[Start of Attachment]

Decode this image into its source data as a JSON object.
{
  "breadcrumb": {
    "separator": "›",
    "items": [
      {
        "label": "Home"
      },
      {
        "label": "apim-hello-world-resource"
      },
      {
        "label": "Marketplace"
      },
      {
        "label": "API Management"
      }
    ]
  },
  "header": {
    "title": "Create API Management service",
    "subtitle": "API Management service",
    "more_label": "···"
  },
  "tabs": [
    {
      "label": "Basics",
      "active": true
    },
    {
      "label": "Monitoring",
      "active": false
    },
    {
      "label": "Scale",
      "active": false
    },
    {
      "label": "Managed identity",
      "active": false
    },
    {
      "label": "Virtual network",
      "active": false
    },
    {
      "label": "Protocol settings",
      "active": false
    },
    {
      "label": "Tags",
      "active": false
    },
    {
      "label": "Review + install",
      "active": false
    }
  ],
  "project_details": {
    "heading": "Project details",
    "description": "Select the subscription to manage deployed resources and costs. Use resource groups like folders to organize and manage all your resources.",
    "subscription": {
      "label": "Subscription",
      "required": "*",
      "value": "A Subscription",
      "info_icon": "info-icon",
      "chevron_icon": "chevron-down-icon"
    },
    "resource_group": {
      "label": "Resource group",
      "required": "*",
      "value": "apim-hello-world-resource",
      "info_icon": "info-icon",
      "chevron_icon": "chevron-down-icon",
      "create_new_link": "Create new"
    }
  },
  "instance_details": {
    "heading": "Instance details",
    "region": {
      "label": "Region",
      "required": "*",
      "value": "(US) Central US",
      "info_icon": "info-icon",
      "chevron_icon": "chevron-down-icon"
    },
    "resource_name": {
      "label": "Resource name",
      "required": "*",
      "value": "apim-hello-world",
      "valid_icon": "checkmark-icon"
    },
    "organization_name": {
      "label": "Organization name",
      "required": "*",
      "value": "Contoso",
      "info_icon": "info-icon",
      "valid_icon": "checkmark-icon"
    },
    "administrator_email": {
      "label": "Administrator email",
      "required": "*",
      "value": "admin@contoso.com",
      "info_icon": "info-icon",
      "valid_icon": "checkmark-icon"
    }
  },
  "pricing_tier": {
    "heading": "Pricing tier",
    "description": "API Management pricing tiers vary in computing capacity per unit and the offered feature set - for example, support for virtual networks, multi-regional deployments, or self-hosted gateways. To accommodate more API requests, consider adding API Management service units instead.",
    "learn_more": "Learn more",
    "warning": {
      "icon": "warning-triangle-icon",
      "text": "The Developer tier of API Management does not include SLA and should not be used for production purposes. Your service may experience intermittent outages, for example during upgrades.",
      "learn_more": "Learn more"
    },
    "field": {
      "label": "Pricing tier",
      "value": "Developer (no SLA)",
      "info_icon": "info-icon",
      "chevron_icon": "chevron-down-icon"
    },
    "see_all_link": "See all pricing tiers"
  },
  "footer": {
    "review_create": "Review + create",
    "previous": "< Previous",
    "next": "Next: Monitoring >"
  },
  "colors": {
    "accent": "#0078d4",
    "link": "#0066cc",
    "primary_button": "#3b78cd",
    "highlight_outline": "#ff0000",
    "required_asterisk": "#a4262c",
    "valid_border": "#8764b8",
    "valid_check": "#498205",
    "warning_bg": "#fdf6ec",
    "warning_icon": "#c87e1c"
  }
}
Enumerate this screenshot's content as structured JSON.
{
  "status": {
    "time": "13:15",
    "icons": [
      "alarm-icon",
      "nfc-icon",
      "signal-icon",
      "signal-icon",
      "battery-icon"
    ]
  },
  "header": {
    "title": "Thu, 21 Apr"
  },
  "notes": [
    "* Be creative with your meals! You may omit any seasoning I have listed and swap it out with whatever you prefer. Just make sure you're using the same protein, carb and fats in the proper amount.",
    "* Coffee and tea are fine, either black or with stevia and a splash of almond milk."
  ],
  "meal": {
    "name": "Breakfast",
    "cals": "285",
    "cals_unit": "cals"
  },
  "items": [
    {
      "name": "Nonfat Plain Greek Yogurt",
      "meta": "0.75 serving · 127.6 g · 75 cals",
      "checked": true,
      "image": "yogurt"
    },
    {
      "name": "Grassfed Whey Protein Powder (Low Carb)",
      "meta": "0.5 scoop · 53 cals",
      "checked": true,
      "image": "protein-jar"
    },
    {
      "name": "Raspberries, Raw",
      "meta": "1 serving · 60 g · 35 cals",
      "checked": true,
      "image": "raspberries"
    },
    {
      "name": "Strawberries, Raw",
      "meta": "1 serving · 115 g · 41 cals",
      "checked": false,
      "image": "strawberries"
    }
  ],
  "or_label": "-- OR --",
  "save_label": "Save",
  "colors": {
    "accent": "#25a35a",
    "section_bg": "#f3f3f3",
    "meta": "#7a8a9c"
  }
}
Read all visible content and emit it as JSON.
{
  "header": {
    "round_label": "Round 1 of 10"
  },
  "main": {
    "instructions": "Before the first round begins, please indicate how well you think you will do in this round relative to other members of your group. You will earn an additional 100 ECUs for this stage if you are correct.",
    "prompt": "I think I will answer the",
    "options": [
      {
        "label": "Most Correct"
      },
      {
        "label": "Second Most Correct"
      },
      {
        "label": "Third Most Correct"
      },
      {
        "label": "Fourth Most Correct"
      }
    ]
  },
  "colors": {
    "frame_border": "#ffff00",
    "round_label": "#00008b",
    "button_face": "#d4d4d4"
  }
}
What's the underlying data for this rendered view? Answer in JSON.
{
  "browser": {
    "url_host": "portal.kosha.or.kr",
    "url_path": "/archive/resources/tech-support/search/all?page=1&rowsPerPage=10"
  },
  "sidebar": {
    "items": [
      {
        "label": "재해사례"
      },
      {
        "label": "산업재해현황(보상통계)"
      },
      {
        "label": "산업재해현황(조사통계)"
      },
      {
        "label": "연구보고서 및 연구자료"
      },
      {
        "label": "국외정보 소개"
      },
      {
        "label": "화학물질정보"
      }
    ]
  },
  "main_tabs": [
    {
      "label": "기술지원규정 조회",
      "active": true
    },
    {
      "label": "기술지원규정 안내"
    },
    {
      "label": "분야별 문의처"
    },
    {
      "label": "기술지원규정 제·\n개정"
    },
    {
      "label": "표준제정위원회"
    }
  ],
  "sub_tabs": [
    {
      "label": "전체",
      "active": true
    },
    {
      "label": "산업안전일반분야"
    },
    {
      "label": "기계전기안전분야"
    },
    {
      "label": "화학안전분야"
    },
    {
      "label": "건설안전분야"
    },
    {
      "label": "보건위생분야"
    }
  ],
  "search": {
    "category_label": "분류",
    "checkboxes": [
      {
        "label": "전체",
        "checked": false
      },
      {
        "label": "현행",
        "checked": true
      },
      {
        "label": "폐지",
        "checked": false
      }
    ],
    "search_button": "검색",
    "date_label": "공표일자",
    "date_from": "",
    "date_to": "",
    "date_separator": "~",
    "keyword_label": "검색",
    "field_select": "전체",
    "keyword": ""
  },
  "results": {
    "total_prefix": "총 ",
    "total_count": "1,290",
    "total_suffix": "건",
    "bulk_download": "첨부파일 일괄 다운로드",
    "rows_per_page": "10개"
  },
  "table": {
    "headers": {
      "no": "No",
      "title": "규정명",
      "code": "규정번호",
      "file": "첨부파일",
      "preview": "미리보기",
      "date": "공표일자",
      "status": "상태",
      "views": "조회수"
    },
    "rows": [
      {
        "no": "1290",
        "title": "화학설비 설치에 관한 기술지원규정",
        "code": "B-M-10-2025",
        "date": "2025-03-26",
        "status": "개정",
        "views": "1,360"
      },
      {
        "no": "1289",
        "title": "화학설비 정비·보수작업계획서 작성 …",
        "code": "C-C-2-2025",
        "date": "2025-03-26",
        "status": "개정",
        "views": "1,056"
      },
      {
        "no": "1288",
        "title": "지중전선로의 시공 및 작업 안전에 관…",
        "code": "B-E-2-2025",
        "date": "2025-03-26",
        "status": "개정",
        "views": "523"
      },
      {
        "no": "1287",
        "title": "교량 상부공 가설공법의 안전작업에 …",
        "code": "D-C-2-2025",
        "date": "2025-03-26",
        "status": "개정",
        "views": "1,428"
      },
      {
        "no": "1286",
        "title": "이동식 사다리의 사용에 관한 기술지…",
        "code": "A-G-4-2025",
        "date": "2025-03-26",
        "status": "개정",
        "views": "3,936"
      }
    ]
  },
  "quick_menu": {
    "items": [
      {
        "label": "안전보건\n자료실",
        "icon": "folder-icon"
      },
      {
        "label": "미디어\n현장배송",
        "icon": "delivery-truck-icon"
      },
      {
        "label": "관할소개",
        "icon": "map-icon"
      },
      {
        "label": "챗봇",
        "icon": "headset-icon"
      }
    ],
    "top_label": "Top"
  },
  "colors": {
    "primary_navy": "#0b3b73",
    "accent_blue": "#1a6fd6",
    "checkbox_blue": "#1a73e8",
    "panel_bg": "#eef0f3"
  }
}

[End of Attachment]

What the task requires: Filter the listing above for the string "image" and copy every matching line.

Problem solution:
Decode this image into its source data as a JSON object.
      "image": "yogurt"
      "image": "protein-jar"
      "image": "raspberries"
      "image": "strawberries"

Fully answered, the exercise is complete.